▶ [EXERCISE DETAILS]:
Only the number is needed: count the lines below that hold the string "Класи".

▶ [INPUT MATERIAL]:
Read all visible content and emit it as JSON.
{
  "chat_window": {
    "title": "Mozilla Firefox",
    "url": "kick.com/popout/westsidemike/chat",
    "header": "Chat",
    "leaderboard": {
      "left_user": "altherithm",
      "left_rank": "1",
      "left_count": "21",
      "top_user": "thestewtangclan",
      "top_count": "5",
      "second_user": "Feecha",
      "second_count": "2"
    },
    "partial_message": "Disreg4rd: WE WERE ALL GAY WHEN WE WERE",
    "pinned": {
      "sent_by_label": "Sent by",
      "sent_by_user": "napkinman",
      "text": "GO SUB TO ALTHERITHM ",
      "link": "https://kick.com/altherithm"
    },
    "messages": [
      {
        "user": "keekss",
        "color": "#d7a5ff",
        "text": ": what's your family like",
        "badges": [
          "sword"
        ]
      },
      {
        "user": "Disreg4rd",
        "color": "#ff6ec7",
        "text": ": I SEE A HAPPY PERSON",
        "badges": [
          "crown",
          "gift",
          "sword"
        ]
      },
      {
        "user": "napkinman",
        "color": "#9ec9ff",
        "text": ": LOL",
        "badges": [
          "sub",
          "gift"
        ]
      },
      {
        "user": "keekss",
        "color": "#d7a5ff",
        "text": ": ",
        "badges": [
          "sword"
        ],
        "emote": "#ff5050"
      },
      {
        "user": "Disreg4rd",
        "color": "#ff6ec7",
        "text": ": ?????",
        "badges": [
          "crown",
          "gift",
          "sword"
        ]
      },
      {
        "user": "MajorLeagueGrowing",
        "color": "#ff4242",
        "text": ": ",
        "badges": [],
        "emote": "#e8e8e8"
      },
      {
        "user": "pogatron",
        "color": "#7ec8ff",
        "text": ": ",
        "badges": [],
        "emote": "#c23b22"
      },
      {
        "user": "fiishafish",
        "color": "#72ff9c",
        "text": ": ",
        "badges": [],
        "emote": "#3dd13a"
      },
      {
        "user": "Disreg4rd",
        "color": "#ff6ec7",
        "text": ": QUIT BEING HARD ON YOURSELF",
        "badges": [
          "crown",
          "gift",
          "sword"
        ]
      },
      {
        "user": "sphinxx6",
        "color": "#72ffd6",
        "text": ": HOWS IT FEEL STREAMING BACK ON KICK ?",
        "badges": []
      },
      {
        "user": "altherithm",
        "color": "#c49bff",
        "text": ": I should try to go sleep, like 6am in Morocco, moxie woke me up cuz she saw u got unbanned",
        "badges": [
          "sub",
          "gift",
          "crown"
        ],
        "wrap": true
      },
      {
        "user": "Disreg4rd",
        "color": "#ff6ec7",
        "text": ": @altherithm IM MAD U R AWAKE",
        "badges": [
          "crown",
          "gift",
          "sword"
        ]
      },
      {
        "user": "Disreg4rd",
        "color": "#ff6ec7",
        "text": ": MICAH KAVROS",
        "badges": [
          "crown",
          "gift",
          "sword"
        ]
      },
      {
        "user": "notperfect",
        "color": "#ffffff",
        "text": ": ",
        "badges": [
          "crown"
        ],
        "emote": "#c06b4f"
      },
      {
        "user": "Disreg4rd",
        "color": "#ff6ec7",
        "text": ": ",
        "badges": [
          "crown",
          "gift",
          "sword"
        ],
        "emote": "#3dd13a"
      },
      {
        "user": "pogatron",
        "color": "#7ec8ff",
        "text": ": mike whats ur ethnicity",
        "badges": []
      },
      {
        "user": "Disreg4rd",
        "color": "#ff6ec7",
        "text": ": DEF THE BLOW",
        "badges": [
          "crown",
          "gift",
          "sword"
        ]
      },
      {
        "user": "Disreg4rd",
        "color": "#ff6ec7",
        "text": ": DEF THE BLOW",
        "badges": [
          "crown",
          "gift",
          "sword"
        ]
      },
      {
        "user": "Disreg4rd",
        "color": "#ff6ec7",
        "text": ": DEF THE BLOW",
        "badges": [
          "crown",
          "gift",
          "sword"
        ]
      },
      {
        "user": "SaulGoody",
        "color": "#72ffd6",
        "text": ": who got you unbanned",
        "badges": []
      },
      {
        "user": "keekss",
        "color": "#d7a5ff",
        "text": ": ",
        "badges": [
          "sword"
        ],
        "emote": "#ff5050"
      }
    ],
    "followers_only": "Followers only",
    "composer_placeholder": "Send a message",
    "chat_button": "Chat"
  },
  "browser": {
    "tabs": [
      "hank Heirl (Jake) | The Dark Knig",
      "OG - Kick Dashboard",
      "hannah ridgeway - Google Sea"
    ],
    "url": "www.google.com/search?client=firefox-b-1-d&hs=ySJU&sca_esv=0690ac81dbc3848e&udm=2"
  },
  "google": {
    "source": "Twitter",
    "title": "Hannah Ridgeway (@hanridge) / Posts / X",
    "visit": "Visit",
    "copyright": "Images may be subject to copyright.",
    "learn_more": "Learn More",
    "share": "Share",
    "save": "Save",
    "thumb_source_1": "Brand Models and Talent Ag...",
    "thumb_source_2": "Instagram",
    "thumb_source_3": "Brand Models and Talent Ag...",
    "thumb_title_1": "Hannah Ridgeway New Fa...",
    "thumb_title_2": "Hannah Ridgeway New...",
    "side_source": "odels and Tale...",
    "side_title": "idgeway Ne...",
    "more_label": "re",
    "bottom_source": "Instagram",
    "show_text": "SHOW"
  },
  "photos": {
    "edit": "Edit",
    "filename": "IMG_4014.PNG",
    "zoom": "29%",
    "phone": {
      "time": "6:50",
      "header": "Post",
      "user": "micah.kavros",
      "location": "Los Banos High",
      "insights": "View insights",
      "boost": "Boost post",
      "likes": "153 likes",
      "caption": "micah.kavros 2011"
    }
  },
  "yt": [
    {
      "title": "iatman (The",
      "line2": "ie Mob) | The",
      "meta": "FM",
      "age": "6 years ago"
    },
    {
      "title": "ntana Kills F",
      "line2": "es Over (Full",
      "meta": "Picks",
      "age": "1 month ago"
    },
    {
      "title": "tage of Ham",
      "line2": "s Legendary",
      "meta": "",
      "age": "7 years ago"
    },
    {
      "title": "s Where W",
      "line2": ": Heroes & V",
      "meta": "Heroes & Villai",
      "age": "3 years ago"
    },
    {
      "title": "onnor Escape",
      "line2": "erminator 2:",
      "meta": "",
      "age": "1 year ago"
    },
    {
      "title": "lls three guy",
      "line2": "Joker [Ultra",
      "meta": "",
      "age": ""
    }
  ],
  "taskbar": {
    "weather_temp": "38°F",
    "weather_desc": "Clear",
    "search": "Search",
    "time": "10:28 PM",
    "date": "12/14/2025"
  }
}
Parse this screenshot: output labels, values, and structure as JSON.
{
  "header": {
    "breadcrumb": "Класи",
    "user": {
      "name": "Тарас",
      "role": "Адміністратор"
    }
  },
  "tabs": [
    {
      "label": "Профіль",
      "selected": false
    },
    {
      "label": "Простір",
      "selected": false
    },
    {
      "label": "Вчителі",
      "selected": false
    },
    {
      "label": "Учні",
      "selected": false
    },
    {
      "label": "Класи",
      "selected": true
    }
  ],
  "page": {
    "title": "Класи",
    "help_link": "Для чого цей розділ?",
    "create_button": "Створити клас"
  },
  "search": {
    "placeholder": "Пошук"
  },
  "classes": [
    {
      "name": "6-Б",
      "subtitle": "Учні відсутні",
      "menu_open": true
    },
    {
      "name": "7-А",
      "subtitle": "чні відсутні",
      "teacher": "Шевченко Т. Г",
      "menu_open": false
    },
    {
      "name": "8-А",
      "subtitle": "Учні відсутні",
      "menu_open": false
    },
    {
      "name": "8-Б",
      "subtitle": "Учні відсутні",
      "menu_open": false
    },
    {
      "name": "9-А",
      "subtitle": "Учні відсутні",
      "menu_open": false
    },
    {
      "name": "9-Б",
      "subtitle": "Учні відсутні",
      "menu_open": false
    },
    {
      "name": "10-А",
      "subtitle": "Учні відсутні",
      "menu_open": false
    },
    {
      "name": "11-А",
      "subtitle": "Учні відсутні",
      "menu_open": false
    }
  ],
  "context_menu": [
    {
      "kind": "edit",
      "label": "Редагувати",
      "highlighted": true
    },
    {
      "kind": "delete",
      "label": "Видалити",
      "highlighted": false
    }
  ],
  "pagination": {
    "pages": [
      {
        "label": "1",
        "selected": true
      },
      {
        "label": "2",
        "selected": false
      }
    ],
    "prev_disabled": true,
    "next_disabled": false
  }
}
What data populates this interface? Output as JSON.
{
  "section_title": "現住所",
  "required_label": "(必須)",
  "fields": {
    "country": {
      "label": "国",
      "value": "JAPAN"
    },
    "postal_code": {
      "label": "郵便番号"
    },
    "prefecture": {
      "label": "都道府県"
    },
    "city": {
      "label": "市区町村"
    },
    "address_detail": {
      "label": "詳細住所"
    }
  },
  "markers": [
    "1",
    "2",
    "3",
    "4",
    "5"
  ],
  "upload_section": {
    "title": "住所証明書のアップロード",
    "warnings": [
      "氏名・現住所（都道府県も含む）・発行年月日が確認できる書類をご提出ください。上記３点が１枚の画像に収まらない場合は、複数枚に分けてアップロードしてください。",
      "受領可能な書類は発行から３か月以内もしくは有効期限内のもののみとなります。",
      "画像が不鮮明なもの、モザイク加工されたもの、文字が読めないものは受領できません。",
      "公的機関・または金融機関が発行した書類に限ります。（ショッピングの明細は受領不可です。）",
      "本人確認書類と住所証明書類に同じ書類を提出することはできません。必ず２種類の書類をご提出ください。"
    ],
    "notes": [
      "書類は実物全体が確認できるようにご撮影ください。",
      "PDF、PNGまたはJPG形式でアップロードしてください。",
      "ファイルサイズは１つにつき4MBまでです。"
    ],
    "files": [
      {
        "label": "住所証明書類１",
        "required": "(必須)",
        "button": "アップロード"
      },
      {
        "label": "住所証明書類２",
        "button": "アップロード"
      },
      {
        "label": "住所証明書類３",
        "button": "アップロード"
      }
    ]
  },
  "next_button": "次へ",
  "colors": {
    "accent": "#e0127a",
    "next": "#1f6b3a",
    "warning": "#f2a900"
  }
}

▶ [TASK RESULT]:
3